### TASK INPUTS:
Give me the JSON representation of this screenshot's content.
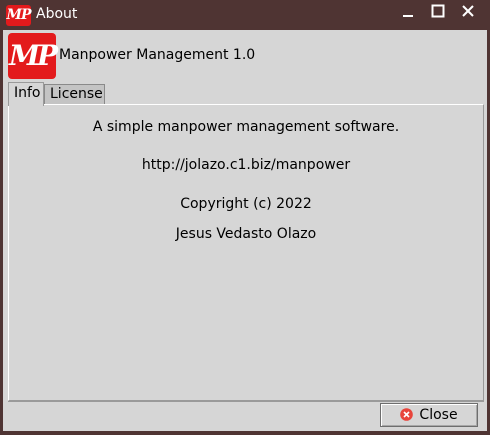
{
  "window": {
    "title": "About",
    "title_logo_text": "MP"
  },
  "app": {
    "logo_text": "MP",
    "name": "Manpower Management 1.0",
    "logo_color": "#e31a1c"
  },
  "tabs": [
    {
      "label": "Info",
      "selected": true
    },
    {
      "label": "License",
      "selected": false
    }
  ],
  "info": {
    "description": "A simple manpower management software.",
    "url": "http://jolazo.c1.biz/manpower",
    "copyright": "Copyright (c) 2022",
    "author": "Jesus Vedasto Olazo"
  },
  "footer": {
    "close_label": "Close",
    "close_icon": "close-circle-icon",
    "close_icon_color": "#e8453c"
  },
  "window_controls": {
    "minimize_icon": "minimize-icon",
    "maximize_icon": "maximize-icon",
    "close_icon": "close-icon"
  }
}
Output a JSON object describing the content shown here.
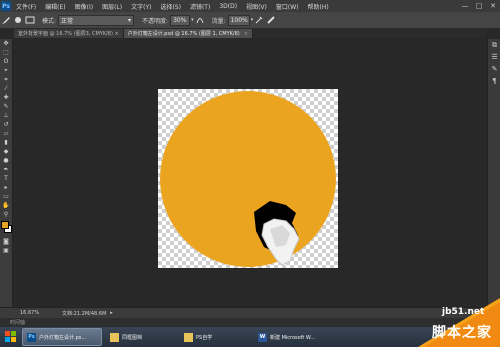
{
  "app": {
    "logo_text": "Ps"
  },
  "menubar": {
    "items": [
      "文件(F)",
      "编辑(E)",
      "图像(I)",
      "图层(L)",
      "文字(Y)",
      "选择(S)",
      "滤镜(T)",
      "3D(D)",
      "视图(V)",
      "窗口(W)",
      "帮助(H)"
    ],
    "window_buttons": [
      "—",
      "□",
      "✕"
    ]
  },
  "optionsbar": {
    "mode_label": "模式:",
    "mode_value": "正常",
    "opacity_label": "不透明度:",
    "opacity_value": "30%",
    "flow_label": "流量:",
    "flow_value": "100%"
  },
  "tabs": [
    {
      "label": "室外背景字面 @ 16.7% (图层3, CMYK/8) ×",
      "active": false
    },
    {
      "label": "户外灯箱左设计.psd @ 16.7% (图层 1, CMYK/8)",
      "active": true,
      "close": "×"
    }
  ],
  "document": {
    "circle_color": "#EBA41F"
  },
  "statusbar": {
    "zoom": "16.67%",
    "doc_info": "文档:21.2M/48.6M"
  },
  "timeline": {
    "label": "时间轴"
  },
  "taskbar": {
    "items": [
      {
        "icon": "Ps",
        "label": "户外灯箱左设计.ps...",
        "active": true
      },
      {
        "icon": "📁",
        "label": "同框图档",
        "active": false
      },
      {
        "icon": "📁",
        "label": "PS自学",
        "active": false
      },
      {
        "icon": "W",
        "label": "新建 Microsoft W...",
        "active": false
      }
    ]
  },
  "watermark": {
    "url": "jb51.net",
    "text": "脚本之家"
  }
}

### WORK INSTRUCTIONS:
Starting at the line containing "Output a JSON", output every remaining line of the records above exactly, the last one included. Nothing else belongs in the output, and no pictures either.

### RESULT OF THIS EXERCISE:
Output a JSON object describing the content shown here.
{
  "app": {
    "logo_text": "Ps"
  },
  "menubar": {
    "items": [
      "文件(F)",
      "编辑(E)",
      "图像(I)",
      "图层(L)",
      "文字(Y)",
      "选择(S)",
      "滤镜(T)",
      "3D(D)",
      "视图(V)",
      "窗口(W)",
      "帮助(H)"
    ],
    "window_buttons": [
      "—",
      "□",
      "✕"
    ]
  },
  "optionsbar": {
    "mode_label": "模式:",
    "mode_value": "正常",
    "opacity_label": "不透明度:",
    "opacity_value": "30%",
    "flow_label": "流量:",
    "flow_value": "100%"
  },
  "tabs": [
    {
      "label": "室外背景字面 @ 16.7% (图层3, CMYK/8) ×",
      "active": false
    },
    {
      "label": "户外灯箱左设计.psd @ 16.7% (图层 1, CMYK/8)",
      "active": true,
      "close": "×"
    }
  ],
  "document": {
    "circle_color": "#EBA41F"
  },
  "statusbar": {
    "zoom": "16.67%",
    "doc_info": "文档:21.2M/48.6M"
  },
  "timeline": {
    "label": "时间轴"
  },
  "taskbar": {
    "items": [
      {
        "icon": "Ps",
        "label": "户外灯箱左设计.ps...",
        "active": true
      },
      {
        "icon": "📁",
        "label": "同框图档",
        "active": false
      },
      {
        "icon": "📁",
        "label": "PS自学",
        "active": false
      },
      {
        "icon": "W",
        "label": "新建 Microsoft W...",
        "active": false
      }
    ]
  },
  "watermark": {
    "url": "jb51.net",
    "text": "脚本之家"
  }
}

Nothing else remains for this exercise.